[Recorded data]
=== Section Start ===
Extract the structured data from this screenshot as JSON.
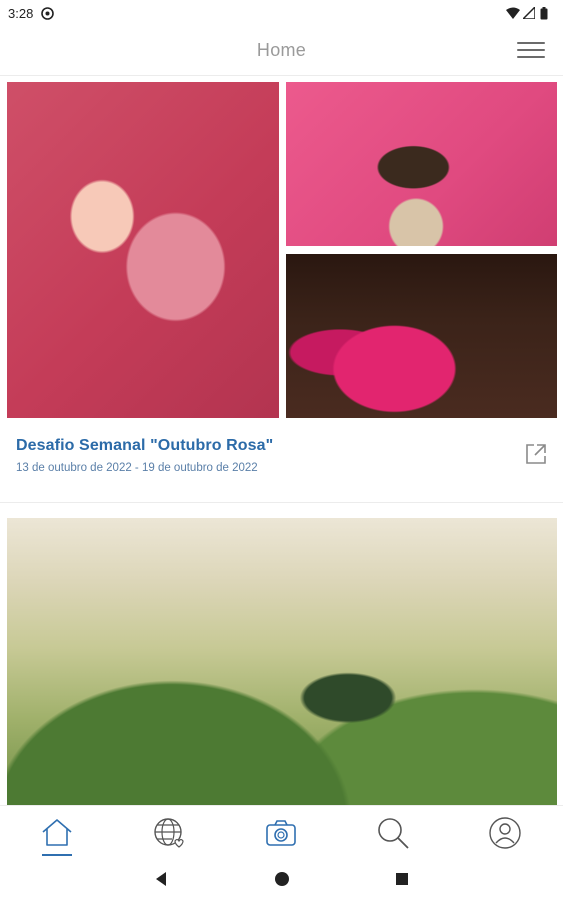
{
  "status_bar": {
    "time": "3:28"
  },
  "app_bar": {
    "title": "Home"
  },
  "card1": {
    "title": "Desafio Semanal \"Outubro Rosa\"",
    "date_range": "13 de outubro de 2022 - 19 de outubro de 2022"
  },
  "colors": {
    "accent": "#2f6fb0",
    "title_blue": "#2c6ba8",
    "nav_icon": "#2f6fb0"
  }
}
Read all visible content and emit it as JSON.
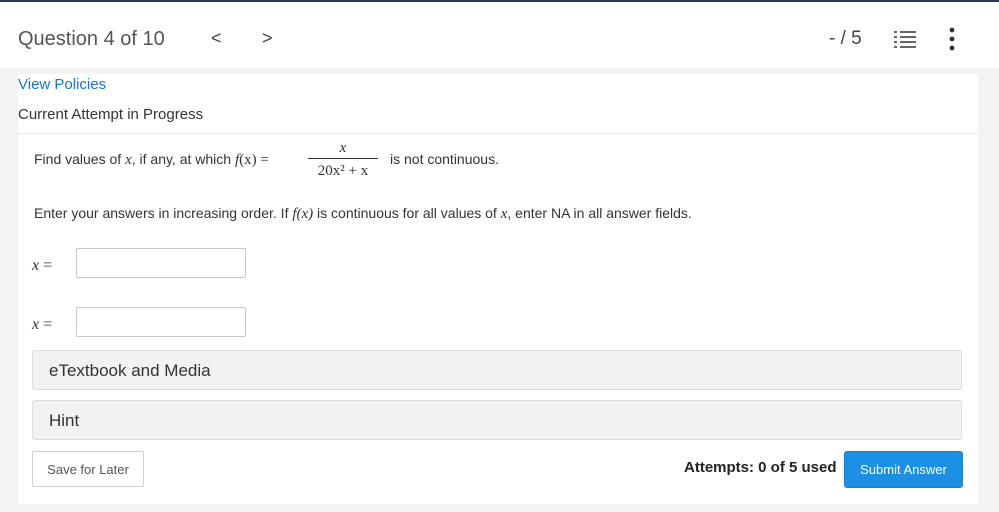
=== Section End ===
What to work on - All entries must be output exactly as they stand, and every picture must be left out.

Output below -
Extract the structured data from this screenshot as JSON.
{
  "status_bar": {
    "time": "3:28"
  },
  "app_bar": {
    "title": "Home"
  },
  "card1": {
    "title": "Desafio Semanal \"Outubro Rosa\"",
    "date_range": "13 de outubro de 2022 - 19 de outubro de 2022"
  },
  "colors": {
    "accent": "#2f6fb0",
    "title_blue": "#2c6ba8",
    "nav_icon": "#2f6fb0"
  }
}
Read all visible content and emit it as JSON.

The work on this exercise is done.